As it happens, soon after giving up on my idea of becoming a sugar baby, a man on the Forbes 400 list of the richest Americans asked me out. He sent a chauffeured Bentley to pick me up, and we enjoyed a spectacular meal at Masa, in the Time Warner Center, where a master chef prepares each course from scratch based upon your personal taste. I resisted the temptation to ask for rent money in place of a fancy meal next time (although I didn’t see the bill, it was probably roughly equal to my monthly rent). Such a request might fly with a sugar daddy, but this über-rich gentleman was pursuing me by traditional methods. What separated him from the men I dated through Seeking Arrangement was the fact that he didn’t seem entirely comfortable with being wealthy. “You can’t take any of this with you,” he said with a shake of his head after showing me his penthouse apartment. He also told me that he resented being contacted at least once a day by some friend of a friend of a friend looking to exploit him. In truth, by letting our romance drag on for longer than I would have had he not been a billionaire, I may be as guilty as those far-removed acquaintances. When it came time to move beyond snuggling, I finally succumbed to my inability to fabricate feelings for him.

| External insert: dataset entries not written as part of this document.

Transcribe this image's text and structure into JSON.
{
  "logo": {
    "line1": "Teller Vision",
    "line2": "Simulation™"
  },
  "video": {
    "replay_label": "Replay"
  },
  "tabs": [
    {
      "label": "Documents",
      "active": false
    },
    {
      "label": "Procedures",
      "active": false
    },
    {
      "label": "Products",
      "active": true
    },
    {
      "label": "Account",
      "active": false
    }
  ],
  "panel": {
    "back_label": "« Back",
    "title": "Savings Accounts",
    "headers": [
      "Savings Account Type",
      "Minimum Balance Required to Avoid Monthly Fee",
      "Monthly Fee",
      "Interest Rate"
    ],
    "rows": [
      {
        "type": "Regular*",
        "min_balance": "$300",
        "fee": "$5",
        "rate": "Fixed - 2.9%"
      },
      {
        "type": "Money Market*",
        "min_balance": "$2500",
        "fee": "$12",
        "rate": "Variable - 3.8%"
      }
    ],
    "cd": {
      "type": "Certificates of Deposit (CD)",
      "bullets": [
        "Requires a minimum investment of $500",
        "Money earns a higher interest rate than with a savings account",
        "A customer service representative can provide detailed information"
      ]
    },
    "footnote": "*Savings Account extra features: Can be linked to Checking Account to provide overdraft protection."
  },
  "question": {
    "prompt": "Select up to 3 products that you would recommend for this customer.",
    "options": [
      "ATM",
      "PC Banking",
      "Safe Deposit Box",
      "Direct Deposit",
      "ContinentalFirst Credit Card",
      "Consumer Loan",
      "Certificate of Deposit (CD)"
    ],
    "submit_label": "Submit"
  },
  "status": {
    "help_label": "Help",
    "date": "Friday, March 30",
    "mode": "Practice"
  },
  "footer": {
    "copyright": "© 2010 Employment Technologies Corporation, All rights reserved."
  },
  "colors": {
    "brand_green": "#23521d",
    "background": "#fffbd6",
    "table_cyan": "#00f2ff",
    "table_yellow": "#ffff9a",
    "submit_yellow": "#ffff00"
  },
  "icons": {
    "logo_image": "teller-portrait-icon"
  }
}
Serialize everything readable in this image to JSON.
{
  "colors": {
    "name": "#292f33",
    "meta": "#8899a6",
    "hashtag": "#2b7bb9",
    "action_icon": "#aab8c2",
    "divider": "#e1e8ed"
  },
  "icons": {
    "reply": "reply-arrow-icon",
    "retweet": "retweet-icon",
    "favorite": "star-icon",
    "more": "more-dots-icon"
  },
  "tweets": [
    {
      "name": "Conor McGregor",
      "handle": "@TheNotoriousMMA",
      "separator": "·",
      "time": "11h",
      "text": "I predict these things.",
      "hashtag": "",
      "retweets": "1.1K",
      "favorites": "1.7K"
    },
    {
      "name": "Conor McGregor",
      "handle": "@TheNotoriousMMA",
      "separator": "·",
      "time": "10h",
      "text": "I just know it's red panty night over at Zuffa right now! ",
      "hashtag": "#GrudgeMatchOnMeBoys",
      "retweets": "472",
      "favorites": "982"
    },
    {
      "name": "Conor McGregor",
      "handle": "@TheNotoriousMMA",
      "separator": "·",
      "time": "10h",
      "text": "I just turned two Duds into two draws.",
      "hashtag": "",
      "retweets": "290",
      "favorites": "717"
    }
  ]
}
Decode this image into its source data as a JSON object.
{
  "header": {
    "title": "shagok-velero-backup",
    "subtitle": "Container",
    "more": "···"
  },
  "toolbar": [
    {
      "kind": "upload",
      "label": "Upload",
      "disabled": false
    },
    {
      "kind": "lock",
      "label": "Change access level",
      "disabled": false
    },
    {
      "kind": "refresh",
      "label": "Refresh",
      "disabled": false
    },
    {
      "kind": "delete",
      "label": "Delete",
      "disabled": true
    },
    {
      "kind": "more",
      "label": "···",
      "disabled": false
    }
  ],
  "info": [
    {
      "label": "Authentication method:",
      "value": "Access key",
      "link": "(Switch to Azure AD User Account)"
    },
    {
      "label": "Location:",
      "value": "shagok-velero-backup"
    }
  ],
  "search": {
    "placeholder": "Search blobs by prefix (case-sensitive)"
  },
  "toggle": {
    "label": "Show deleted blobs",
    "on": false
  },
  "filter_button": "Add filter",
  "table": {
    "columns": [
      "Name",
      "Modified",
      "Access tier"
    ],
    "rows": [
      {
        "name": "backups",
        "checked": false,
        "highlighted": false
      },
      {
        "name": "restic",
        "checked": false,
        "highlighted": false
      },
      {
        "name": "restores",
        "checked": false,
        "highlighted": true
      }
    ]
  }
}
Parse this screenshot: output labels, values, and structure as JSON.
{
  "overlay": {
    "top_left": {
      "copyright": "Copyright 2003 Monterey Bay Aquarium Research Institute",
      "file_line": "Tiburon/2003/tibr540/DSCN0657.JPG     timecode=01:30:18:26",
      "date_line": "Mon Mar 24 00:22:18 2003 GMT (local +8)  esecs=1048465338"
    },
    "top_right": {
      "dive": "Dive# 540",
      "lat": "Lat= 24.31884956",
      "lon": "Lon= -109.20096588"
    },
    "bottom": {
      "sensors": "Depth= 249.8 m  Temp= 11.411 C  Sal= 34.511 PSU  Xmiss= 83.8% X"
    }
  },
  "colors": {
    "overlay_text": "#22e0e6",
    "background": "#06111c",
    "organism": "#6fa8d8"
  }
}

Apparently it’s not just conventional courtship I covet, but love.
By seeking out a man who could provide for my material needs, I thought I was simply following my evolutionary instincts. In fact, there’s another biological impulse that I didn’t consider, and wasn’t even aware of until I spoke to Dr. Helen E. Fisher, a research professor in the anthropology department at Rutgers University. Her pioneering work has shown that love is not an emotion but a drive, and that what we experience as love triggers the brain’s reward system in much the same way cocaine does. In the search for a desirable partner, it seems, we can’t rely on any one factor alone. Despite what eHarmony might claim, there’s no special formula that can help us find the person who will give us that perfect buzz.
Mélanie Berliet is a writer living in New York City.